Element data from apps and pages:
☆ ☆ ☆
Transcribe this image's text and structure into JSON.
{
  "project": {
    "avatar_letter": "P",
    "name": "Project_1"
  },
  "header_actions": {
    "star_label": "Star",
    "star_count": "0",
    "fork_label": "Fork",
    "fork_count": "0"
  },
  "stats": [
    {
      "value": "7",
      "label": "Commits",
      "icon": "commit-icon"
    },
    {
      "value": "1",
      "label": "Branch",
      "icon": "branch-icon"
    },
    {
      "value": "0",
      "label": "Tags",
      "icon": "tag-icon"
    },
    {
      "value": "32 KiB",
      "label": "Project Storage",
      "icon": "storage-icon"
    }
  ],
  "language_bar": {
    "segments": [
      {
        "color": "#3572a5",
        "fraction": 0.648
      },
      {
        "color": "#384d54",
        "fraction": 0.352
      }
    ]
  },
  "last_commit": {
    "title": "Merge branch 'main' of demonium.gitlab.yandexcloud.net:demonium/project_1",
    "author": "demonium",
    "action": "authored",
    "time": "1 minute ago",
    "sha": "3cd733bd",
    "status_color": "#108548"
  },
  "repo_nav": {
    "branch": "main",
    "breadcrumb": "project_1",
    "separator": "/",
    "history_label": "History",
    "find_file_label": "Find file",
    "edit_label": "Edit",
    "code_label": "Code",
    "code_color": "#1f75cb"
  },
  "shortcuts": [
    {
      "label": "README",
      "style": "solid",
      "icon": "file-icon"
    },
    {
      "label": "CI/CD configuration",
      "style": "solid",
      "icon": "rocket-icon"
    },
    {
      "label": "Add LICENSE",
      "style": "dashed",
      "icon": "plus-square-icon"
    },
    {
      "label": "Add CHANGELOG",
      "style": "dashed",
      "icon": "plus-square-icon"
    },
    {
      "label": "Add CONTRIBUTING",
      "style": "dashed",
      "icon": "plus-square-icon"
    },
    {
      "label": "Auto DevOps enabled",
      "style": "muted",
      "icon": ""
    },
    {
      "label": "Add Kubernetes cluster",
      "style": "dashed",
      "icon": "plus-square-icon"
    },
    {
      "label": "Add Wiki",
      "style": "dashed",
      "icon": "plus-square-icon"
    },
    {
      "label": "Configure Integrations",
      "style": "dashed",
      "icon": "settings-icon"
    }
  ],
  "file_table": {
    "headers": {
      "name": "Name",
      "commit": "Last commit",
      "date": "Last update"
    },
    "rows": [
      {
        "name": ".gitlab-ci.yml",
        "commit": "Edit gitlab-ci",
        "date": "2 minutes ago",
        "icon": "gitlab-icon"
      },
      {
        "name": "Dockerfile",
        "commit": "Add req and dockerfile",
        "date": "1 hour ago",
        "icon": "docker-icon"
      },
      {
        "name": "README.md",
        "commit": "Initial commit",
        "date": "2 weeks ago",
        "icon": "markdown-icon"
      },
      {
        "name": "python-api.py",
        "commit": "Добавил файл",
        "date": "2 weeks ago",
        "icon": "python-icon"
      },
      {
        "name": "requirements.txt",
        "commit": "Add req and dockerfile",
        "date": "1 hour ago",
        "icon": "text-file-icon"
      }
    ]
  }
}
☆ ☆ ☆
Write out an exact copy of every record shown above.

Transcribe this image's text and structure into JSON.
{
  "project": {
    "avatar_letter": "P",
    "name": "Project_1"
  },
  "header_actions": {
    "star_label": "Star",
    "star_count": "0",
    "fork_label": "Fork",
    "fork_count": "0"
  },
  "stats": [
    {
      "value": "7",
      "label": "Commits",
      "icon": "commit-icon"
    },
    {
      "value": "1",
      "label": "Branch",
      "icon": "branch-icon"
    },
    {
      "value": "0",
      "label": "Tags",
      "icon": "tag-icon"
    },
    {
      "value": "32 KiB",
      "label": "Project Storage",
      "icon": "storage-icon"
    }
  ],
  "language_bar": {
    "segments": [
      {
        "color": "#3572a5",
        "fraction": 0.648
      },
      {
        "color": "#384d54",
        "fraction": 0.352
      }
    ]
  },
  "last_commit": {
    "title": "Merge branch 'main' of demonium.gitlab.yandexcloud.net:demonium/project_1",
    "author": "demonium",
    "action": "authored",
    "time": "1 minute ago",
    "sha": "3cd733bd",
    "status_color": "#108548"
  },
  "repo_nav": {
    "branch": "main",
    "breadcrumb": "project_1",
    "separator": "/",
    "history_label": "History",
    "find_file_label": "Find file",
    "edit_label": "Edit",
    "code_label": "Code",
    "code_color": "#1f75cb"
  },
  "shortcuts": [
    {
      "label": "README",
      "style": "solid",
      "icon": "file-icon"
    },
    {
      "label": "CI/CD configuration",
      "style": "solid",
      "icon": "rocket-icon"
    },
    {
      "label": "Add LICENSE",
      "style": "dashed",
      "icon": "plus-square-icon"
    },
    {
      "label": "Add CHANGELOG",
      "style": "dashed",
      "icon": "plus-square-icon"
    },
    {
      "label": "Add CONTRIBUTING",
      "style": "dashed",
      "icon": "plus-square-icon"
    },
    {
      "label": "Auto DevOps enabled",
      "style": "muted",
      "icon": ""
    },
    {
      "label": "Add Kubernetes cluster",
      "style": "dashed",
      "icon": "plus-square-icon"
    },
    {
      "label": "Add Wiki",
      "style": "dashed",
      "icon": "plus-square-icon"
    },
    {
      "label": "Configure Integrations",
      "style": "dashed",
      "icon": "settings-icon"
    }
  ],
  "file_table": {
    "headers": {
      "name": "Name",
      "commit": "Last commit",
      "date": "Last update"
    },
    "rows": [
      {
        "name": ".gitlab-ci.yml",
        "commit": "Edit gitlab-ci",
        "date": "2 minutes ago",
        "icon": "gitlab-icon"
      },
      {
        "name": "Dockerfile",
        "commit": "Add req and dockerfile",
        "date": "1 hour ago",
        "icon": "docker-icon"
      },
      {
        "name": "README.md",
        "commit": "Initial commit",
        "date": "2 weeks ago",
        "icon": "markdown-icon"
      },
      {
        "name": "python-api.py",
        "commit": "Добавил файл",
        "date": "2 weeks ago",
        "icon": "python-icon"
      },
      {
        "name": "requirements.txt",
        "commit": "Add req and dockerfile",
        "date": "1 hour ago",
        "icon": "text-file-icon"
      }
    ]
  }
}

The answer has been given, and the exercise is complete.